umountcommand and turn off all the swap space on the hard drive with the
To see commonly used parted commands, see Table 13.1, “
Do not use the parted utility to create file systems. Use the mkfs tool instead.
| ||Display list of available commands|
| ||Create a disk label for the partition table|
| ||Make a partition without creating a new file system|
| ||Name the partition for Mac and PC98 disklabels only|
| ||Display the partition table|
| ||Quit parted|
| ||Rescue a lost partition from start-mb to end-mb|
| ||Remove the partition|
| ||Select a different device to configure|
| ||Set the flag on a partition; state is either on or off|
| ||Toggle the state of FLAG on partition NUMBER|
| ||Set the default unit to UNIT|
13.1. Viewing the Partition Table
To view the partition table:
- Start parted.
- Use the following command to view the partition table:
A table similar to the following one appears:
Example 13.1. Partition Table
Model: ATA ST3160812AS (scsi) Disk /dev/sda: 160GB Sector size (logical/physical): 512B/512B Partition Table: msdos Number Start End Size Type File system Flags 1 32.3kB 107MB 107MB primary ext3 boot 2 107MB 105GB 105GB primary ext3 3 105GB 107GB 2147MB primary linux-swap 4 107GB 160GB 52.9GB extended root 5 107GB 133GB 26.2GB logical ext3 6 133GB 133GB 107MB logical ext3 7 133GB 160GB 26.6GB logical lvm
Following is the description of the partition table:
- Model: ATA ST3160812AS (scsi): explains the disk type, manufacturer, model number, and interface.
- Disk /dev/sda: 160GB: displays the file path to the block device and the storage capacity.
- Partition Table: msdos: displays the disk label type.
- In the partition table,
Numberis the partition number. For example, the partition with minor number 1 corresponds to
Endvalues are in megabytes. Valid

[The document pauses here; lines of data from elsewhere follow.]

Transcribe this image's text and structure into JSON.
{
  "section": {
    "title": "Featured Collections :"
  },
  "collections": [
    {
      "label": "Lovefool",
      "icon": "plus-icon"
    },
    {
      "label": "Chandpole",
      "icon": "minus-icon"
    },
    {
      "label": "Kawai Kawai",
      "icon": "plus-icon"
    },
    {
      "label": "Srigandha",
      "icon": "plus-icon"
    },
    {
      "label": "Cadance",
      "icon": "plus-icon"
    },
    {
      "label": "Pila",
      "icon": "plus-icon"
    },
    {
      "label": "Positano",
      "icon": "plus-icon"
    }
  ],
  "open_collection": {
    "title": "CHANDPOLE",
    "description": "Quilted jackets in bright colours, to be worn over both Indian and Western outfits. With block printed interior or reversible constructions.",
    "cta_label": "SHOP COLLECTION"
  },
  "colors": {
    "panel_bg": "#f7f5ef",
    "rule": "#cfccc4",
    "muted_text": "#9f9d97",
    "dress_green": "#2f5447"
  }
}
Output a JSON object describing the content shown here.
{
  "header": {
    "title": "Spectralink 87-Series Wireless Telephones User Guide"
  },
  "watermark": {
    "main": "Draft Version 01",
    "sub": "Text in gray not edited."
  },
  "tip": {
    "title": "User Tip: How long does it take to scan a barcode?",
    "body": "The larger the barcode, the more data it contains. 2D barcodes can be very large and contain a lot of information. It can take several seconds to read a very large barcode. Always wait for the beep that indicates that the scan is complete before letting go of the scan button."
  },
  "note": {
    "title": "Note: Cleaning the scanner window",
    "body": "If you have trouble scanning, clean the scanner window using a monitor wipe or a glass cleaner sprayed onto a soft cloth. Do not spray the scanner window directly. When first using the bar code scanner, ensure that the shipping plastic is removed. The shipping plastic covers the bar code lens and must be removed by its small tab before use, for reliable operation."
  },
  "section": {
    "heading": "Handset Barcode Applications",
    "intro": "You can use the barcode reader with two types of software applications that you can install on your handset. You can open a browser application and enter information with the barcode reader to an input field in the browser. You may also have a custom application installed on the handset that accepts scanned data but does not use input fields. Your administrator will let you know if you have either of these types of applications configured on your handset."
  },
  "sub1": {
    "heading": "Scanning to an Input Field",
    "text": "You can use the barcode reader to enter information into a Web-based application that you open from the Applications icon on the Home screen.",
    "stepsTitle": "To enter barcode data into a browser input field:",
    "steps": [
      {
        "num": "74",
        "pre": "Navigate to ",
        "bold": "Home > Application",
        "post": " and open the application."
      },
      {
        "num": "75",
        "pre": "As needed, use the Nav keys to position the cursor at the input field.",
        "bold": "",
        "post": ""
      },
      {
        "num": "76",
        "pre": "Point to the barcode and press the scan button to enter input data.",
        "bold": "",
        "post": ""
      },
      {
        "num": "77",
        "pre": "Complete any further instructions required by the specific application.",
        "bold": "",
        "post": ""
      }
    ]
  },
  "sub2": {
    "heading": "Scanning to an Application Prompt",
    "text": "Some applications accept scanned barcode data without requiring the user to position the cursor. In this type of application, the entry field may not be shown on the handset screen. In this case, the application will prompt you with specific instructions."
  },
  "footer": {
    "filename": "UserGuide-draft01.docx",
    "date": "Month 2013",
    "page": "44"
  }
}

Typesare metadata, free, primary, extended, or logical. The
File systemis the file system type. The Flags column lists the flags set for the partition. Available flags are boot, root, swap, hidden, raid, lvm, or lba.
File systemin the partition table can be any of the following:
File systemof a device shows no value, this means that its file system type is unknown.